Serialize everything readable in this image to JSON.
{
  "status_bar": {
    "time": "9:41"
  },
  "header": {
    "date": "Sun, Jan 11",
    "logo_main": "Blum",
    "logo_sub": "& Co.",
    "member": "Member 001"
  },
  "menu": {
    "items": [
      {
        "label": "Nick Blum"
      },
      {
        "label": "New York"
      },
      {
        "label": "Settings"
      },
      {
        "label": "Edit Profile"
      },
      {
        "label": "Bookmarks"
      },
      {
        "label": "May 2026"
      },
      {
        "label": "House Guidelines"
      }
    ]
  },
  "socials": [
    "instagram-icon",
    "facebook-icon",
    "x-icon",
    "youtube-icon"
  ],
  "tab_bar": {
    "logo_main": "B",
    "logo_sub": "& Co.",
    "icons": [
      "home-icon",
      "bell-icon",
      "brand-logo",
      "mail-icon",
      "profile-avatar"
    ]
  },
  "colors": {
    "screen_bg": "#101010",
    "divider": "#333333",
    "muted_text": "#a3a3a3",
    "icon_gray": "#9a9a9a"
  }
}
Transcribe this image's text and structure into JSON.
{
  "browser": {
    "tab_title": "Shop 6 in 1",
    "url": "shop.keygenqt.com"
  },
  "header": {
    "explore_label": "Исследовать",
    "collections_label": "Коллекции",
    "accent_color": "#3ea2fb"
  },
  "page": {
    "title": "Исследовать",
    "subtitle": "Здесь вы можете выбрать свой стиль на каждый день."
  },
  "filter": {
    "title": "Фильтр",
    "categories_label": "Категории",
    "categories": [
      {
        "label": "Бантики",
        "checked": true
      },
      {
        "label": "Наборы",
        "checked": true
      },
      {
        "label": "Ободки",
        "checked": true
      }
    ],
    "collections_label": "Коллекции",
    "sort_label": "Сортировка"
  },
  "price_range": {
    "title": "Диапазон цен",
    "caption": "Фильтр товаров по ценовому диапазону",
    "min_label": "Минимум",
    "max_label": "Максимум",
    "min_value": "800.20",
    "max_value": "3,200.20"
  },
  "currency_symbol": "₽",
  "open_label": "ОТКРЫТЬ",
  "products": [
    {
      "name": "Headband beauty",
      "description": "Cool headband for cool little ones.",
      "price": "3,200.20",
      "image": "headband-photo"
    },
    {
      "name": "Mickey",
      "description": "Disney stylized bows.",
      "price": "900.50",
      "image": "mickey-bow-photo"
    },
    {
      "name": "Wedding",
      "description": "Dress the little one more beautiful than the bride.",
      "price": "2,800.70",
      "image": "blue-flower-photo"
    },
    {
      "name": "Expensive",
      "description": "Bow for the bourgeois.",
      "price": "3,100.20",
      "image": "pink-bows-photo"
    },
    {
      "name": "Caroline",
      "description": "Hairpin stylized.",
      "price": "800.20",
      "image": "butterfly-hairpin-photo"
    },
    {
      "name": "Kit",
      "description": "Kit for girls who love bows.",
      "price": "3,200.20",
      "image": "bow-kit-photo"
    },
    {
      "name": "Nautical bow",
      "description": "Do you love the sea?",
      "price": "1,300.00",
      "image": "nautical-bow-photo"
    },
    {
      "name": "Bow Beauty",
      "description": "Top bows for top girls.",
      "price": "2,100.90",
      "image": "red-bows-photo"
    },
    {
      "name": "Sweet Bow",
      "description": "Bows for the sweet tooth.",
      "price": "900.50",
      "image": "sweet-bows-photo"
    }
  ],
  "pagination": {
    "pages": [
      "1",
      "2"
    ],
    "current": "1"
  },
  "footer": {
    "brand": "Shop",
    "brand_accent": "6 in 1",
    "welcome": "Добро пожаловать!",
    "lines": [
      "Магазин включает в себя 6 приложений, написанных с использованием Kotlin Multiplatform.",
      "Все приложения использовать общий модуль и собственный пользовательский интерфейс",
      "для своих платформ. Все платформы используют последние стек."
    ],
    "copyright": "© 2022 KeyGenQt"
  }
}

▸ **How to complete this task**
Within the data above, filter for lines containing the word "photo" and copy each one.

▸ **Answer to this problem**
      "image": "headband-photo"
      "image": "mickey-bow-photo"
      "image": "blue-flower-photo"
      "image": "pink-bows-photo"
      "image": "butterfly-hairpin-photo"
      "image": "bow-kit-photo"
      "image": "nautical-bow-photo"
      "image": "red-bows-photo"
      "image": "sweet-bows-photo"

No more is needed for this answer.